**TASK PROMPT**
Your copy should match the records exactly, except that it contains no pictures.
═══ DATA SHOWN ═══
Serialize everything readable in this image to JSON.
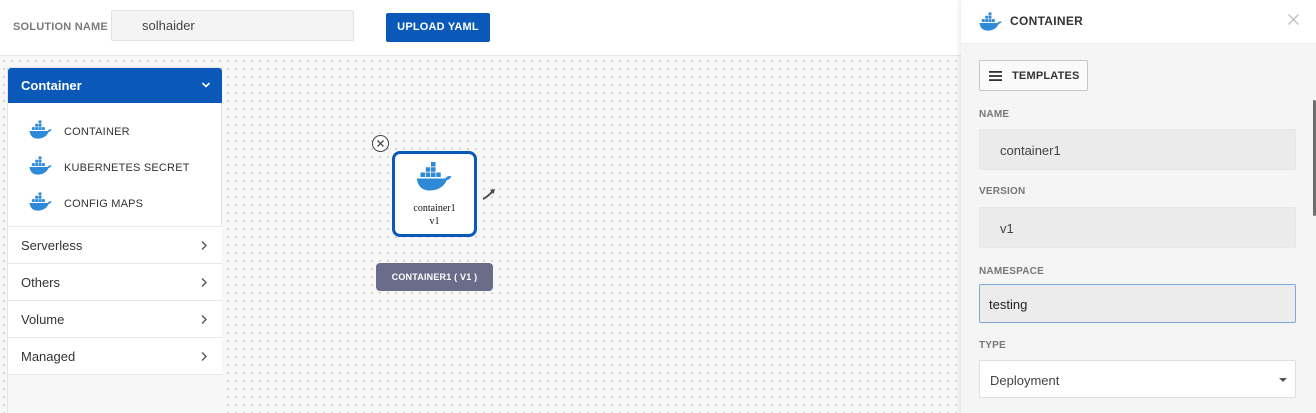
{
  "topbar": {
    "solution_label": "SOLUTION NAME",
    "solution_value": "solhaider",
    "upload_label": "UPLOAD YAML"
  },
  "palette": {
    "header": "Container",
    "items": [
      {
        "label": "CONTAINER",
        "icon": "docker-icon"
      },
      {
        "label": "KUBERNETES SECRET",
        "icon": "docker-icon"
      },
      {
        "label": "CONFIG MAPS",
        "icon": "docker-icon"
      }
    ],
    "groups": [
      {
        "label": "Serverless"
      },
      {
        "label": "Others"
      },
      {
        "label": "Volume"
      },
      {
        "label": "Managed"
      }
    ]
  },
  "node": {
    "name": "container1",
    "version": "v1",
    "tag": "CONTAINER1 ( V1 )"
  },
  "panel": {
    "title": "CONTAINER",
    "templates_label": "TEMPLATES",
    "fields": {
      "name_label": "NAME",
      "name_value": "container1",
      "version_label": "VERSION",
      "version_value": "v1",
      "namespace_label": "NAMESPACE",
      "namespace_value": "testing",
      "type_label": "TYPE",
      "type_value": "Deployment"
    }
  },
  "colors": {
    "primary": "#0a59b9",
    "docker": "#2e8ad6",
    "tag": "#6b6b8a"
  }
}
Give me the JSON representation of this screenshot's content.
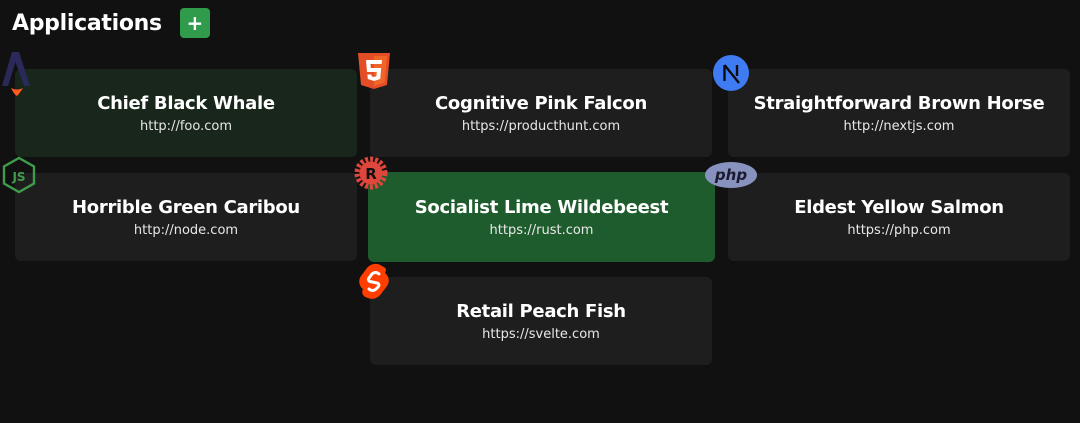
{
  "header": {
    "title": "Applications",
    "add_label": "+"
  },
  "apps": [
    {
      "name": "Chief Black Whale",
      "url": "http://foo.com",
      "icon": "astro-icon"
    },
    {
      "name": "Cognitive Pink Falcon",
      "url": "https://producthunt.com",
      "icon": "html5-icon"
    },
    {
      "name": "Straightforward Brown Horse",
      "url": "http://nextjs.com",
      "icon": "nextjs-icon"
    },
    {
      "name": "Horrible Green Caribou",
      "url": "http://node.com",
      "icon": "nodejs-icon"
    },
    {
      "name": "Socialist Lime Wildebeest",
      "url": "https://rust.com",
      "icon": "rust-icon"
    },
    {
      "name": "Eldest Yellow Salmon",
      "url": "https://php.com",
      "icon": "php-icon"
    },
    {
      "name": "Retail Peach Fish",
      "url": "https://svelte.com",
      "icon": "svelte-icon"
    }
  ],
  "colors": {
    "background": "#111111",
    "card": "#1e1e1e",
    "selected_card": "#1f5c2d",
    "add_button": "#2f9b4b"
  }
}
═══
**WRITTEN SOLUTION**
Serialize everything readable in this image to JSON.
{
  "topbar": {
    "solution_label": "SOLUTION NAME",
    "solution_value": "solhaider",
    "upload_label": "UPLOAD YAML"
  },
  "palette": {
    "header": "Container",
    "items": [
      {
        "label": "CONTAINER",
        "icon": "docker-icon"
      },
      {
        "label": "KUBERNETES SECRET",
        "icon": "docker-icon"
      },
      {
        "label": "CONFIG MAPS",
        "icon": "docker-icon"
      }
    ],
    "groups": [
      {
        "label": "Serverless"
      },
      {
        "label": "Others"
      },
      {
        "label": "Volume"
      },
      {
        "label": "Managed"
      }
    ]
  },
  "node": {
    "name": "container1",
    "version": "v1",
    "tag": "CONTAINER1 ( V1 )"
  },
  "panel": {
    "title": "CONTAINER",
    "templates_label": "TEMPLATES",
    "fields": {
      "name_label": "NAME",
      "name_value": "container1",
      "version_label": "VERSION",
      "version_value": "v1",
      "namespace_label": "NAMESPACE",
      "namespace_value": "testing",
      "type_label": "TYPE",
      "type_value": "Deployment"
    }
  },
  "colors": {
    "primary": "#0a59b9",
    "docker": "#2e8ad6",
    "tag": "#6b6b8a"
  }
}
Give me the JSON representation of this screenshot's content.
{
  "header": {
    "title": "Applications",
    "add_label": "+"
  },
  "apps": [
    {
      "name": "Chief Black Whale",
      "url": "http://foo.com",
      "icon": "astro-icon"
    },
    {
      "name": "Cognitive Pink Falcon",
      "url": "https://producthunt.com",
      "icon": "html5-icon"
    },
    {
      "name": "Straightforward Brown Horse",
      "url": "http://nextjs.com",
      "icon": "nextjs-icon"
    },
    {
      "name": "Horrible Green Caribou",
      "url": "http://node.com",
      "icon": "nodejs-icon"
    },
    {
      "name": "Socialist Lime Wildebeest",
      "url": "https://rust.com",
      "icon": "rust-icon"
    },
    {
      "name": "Eldest Yellow Salmon",
      "url": "https://php.com",
      "icon": "php-icon"
    },
    {
      "name": "Retail Peach Fish",
      "url": "https://svelte.com",
      "icon": "svelte-icon"
    }
  ],
  "colors": {
    "background": "#111111",
    "card": "#1e1e1e",
    "selected_card": "#1f5c2d",
    "add_button": "#2f9b4b"
  }
}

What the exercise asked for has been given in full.